Cist Stone Row 6

Our pilgrimage earlier in the year (Jhonn Balance’s memorial/Horsley village/Lindisfarne), to places of great personal and spiritual importance, were everything both myself and T had hoped they’d be, but our visits to various parts of Hadrian’s Wall failed to connect with either of us. On reflection, and after being on Dartmoor and at various local sacred sites in west Cornwall, it occurred to me that the energy at Hadrian’s Wall was essentially very male, whereas the prehistoric sites I usually go to have a female energy. Ironically, the only part of the Wall I did connect with was the Temple of Mithras, set amongst the moors and the curlews, apparently a place exclusively for men to worship at.

Show of Hands gig review/Kzine published

Diddly-dee

Kzine is now available from Amazon, price £2.40 or US$3.79.

I went to see Show of Hands recently at the Guildhall in St Ives and the local rag (The Cornishman) has published my review. It’s corny in places, but it’s the style that the paper likes. It’s not available online, so I’ve reproduced it here:

“They may be from across the Tamar, but Cornwall loves Show of Hands as much as the rest of Britain. Tonight’s gig, with a band who’ve played the Royal Albert Hall many times, was always going to be a sell out – it was just a matter of whether the band could live up to expectation. As it happened, they were simply magnificent. One reason might be that music as social protest and commentary is as needed now in these harsh times as it ever was and the intimacy of the venue enhanced communication between band and audience. The band was certainly as passionate as any of the punk bands I saw in my youth. A unique folk duo – in that Steve Knightly and Phil Beer usually appear with double-bassist Miranda Sykes – tonight, with the audience singing along loud enough to raise the roof, it was more like a band of five hundred.

The night had begun well, with Phillip Henry and Hannah Martin in the support slot, providing some very contemporary folk music. Their recent album ‘Singing The Bones’, a mix of original and traditional songs arranged in their own inimitable way, is justifiably causing a stir and I wonder how long it will be before they’re headlining at the September Festival. Definitely worth seeing if you can.

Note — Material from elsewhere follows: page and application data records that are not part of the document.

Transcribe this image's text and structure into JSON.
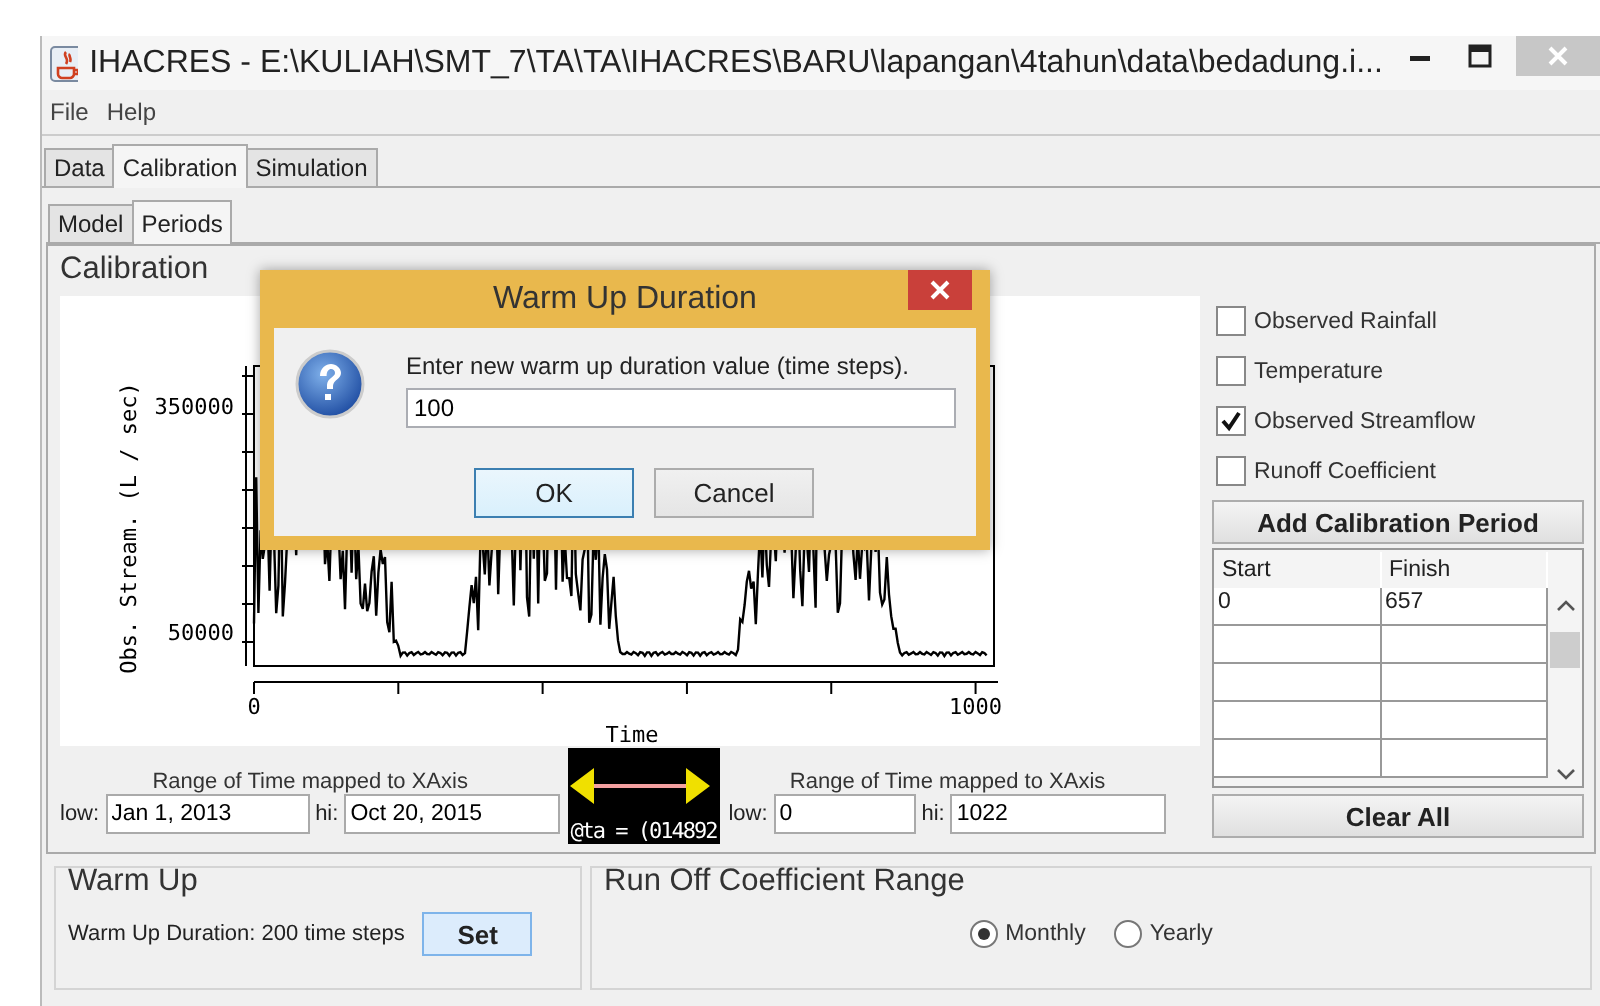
{
  "window": {
    "title": "IHACRES - E:\\KULIAH\\SMT_7\\TA\\TA\\IHACRES\\BARU\\lapangan\\4tahun\\data\\bedadung.i..."
  },
  "menu": [
    "File",
    "Help"
  ],
  "tabs": [
    {
      "label": "Data",
      "selected": false
    },
    {
      "label": "Calibration",
      "selected": true
    },
    {
      "label": "Simulation",
      "selected": false
    }
  ],
  "subtabs": [
    {
      "label": "Model",
      "selected": false
    },
    {
      "label": "Periods",
      "selected": true
    }
  ],
  "calibration": {
    "title": "Calibration",
    "plot": {
      "ylabel": "Obs. Stream. (L / sec)",
      "xlabel": "Time",
      "y_ticks": [
        "350000",
        "50000"
      ],
      "x_ticks": [
        "0",
        "1000"
      ]
    },
    "series_options": [
      {
        "label": "Observed Rainfall",
        "checked": false
      },
      {
        "label": "Temperature",
        "checked": false
      },
      {
        "label": "Observed Streamflow",
        "checked": true
      },
      {
        "label": "Runoff Coefficient",
        "checked": false
      }
    ],
    "add_button": "Add Calibration Period",
    "table": {
      "columns": [
        "Start",
        "Finish"
      ],
      "rows": [
        [
          "0",
          "657"
        ]
      ]
    },
    "clear_button": "Clear All",
    "range_left": {
      "caption": "Range of Time mapped to XAxis",
      "low_label": "low:",
      "low": "Jan 1, 2013",
      "hi_label": "hi:",
      "hi": "Oct 20, 2015"
    },
    "navigator": {
      "text": "@ta = (014892"
    },
    "range_right": {
      "caption": "Range of Time mapped to XAxis",
      "low_label": "low:",
      "low": "0",
      "hi_label": "hi:",
      "hi": "1022"
    }
  },
  "warm_up": {
    "title": "Warm Up",
    "text": "Warm Up Duration: 200 time steps",
    "button": "Set"
  },
  "runoff": {
    "title": "Run Off Coefficient Range",
    "options": [
      {
        "label": "Monthly",
        "selected": true
      },
      {
        "label": "Yearly",
        "selected": false
      }
    ]
  },
  "dialog": {
    "title": "Warm Up Duration",
    "message": "Enter new warm up duration value (time steps).",
    "value": "100",
    "buttons": [
      "OK",
      "Cancel"
    ]
  }
}
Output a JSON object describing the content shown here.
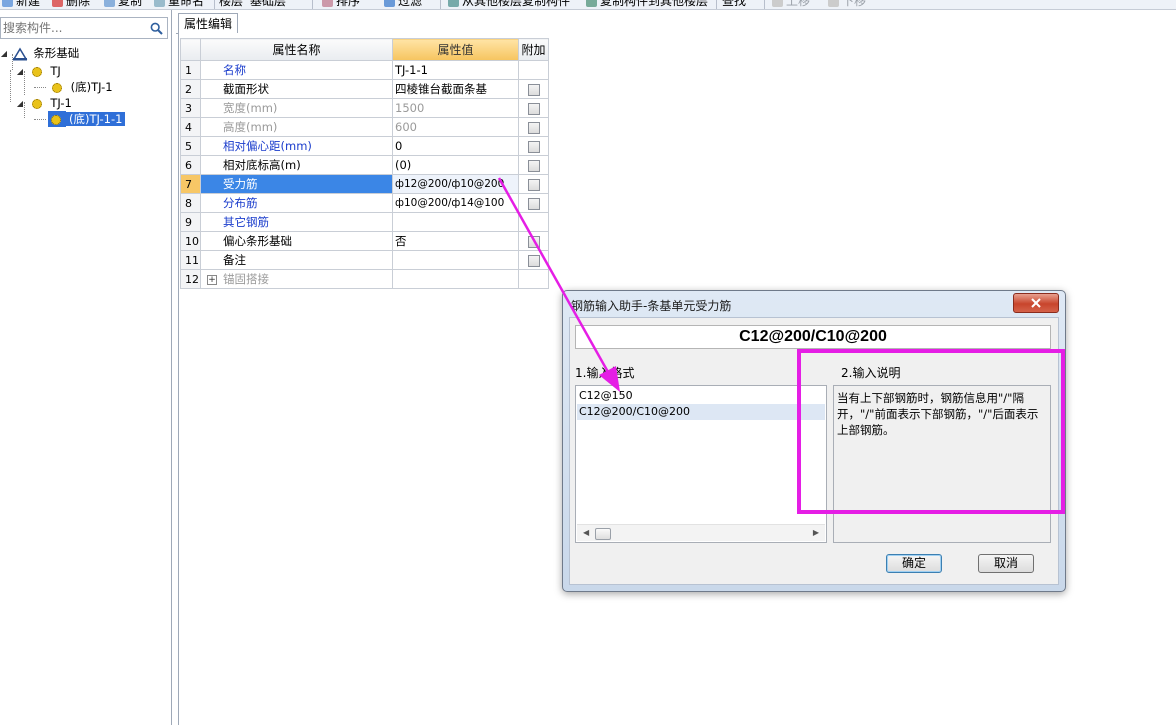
{
  "toolbar": {
    "items": [
      "新建",
      "删除",
      "复制",
      "重命名",
      "楼层",
      "基础层",
      "排序",
      "过滤",
      "从其他楼层复制构件",
      "复制构件到其他楼层",
      "查找",
      "上移",
      "下移"
    ]
  },
  "search": {
    "placeholder": "搜索构件..."
  },
  "tree": {
    "root": "条形基础",
    "group1": "TJ",
    "group1_child": "(底)TJ-1",
    "group2": "TJ-1",
    "group2_child": "(底)TJ-1-1"
  },
  "prop_panel": {
    "tab": "属性编辑",
    "col_name": "属性名称",
    "col_value": "属性值",
    "col_extra": "附加",
    "rows": [
      {
        "no": "1",
        "name": "名称",
        "value": "TJ-1-1"
      },
      {
        "no": "2",
        "name": "截面形状",
        "value": "四棱锥台截面条基"
      },
      {
        "no": "3",
        "name": "宽度(mm)",
        "value": "1500"
      },
      {
        "no": "4",
        "name": "高度(mm)",
        "value": "600"
      },
      {
        "no": "5",
        "name": "相对偏心距(mm)",
        "value": "0"
      },
      {
        "no": "6",
        "name": "相对底标高(m)",
        "value": "(0)"
      },
      {
        "no": "7",
        "name": "受力筋",
        "value": "ф12@200/ф10@200"
      },
      {
        "no": "8",
        "name": "分布筋",
        "value": "ф10@200/ф14@100"
      },
      {
        "no": "9",
        "name": "其它钢筋",
        "value": ""
      },
      {
        "no": "10",
        "name": "偏心条形基础",
        "value": "否"
      },
      {
        "no": "11",
        "name": "备注",
        "value": ""
      },
      {
        "no": "12",
        "name": "锚固搭接",
        "value": ""
      }
    ]
  },
  "dialog": {
    "title": "钢筋输入助手-条基单元受力筋",
    "formula": "C12@200/C10@200",
    "format_label": "1.输入格式",
    "desc_label": "2.输入说明",
    "formats": [
      "C12@150",
      "C12@200/C10@200"
    ],
    "description": "当有上下部钢筋时，钢筋信息用\"/\"隔开，\"/\"前面表示下部钢筋，\"/\"后面表示上部钢筋。",
    "ok_label": "确定",
    "cancel_label": "取消"
  },
  "colors": {
    "annotation": "#e51ee5",
    "selection": "#3b86e6",
    "value_header": "#f6c45f"
  }
}
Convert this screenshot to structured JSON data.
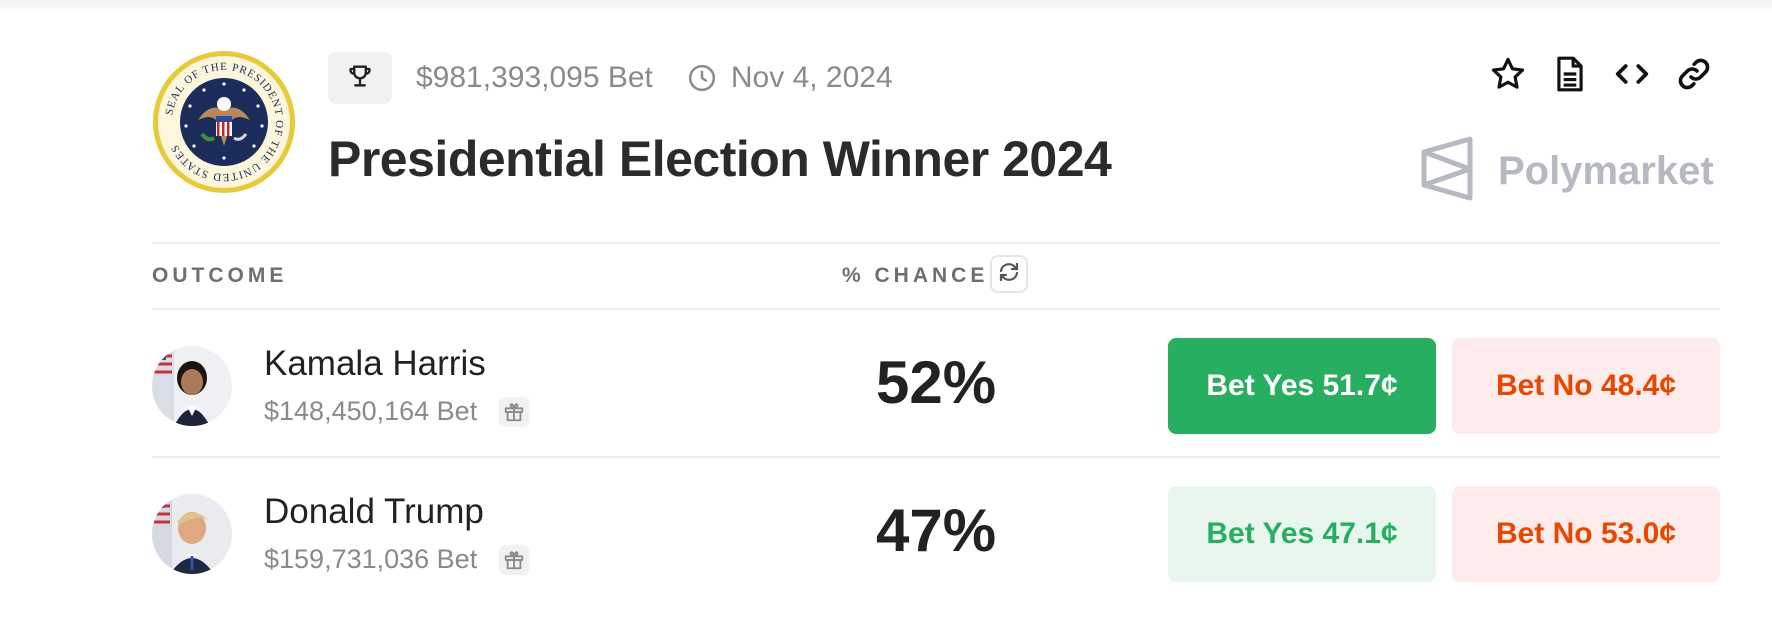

From the moment Show of Hands took to the stage, however, the night was theirs. They seemed fresh, relaxed and very happy to be there. I usually scribble notes and a set list at gigs but I was too busy clapping and stamping along to the songs to write anything. I do know that they played plenty of favourites such as Santiago, The Napoli, Country Life, The Galway Farmer, Youngs Town, The Falmouth Packet, Boys of Summer and a very emotional Blue Cockade, as well as a couple of new songs and their still very topical comment on the banking crisis and the mess it’s left us all in – Arrogance, Ignorance and Greed. This wasn’t a lecture, though – the seriousness of the recession, the recent riots and the terrible mining tragedy in south Wales was all there, but the night was about having a good time and the songs were interspersed with stories from the band’s many years on the road and even a joke about Camborne. Just in case there was anyone left to win over. When they returned, to play their West Country ballad Now You Know and finish, appropriately enough, with Cousin Jack, the story of Cornish miners emigrating to find work, the crowd was quite euphoric and many were on their feet at the end.

Someone said that hard times can bring out the best in song-writers and the so-called revival in folk music includes plenty of people capable of reflecting life, injustice and current events. Show of Hands are right there with the best of them. They write beautiful, moving songs. And seeing them live is like sitting down with old friends.”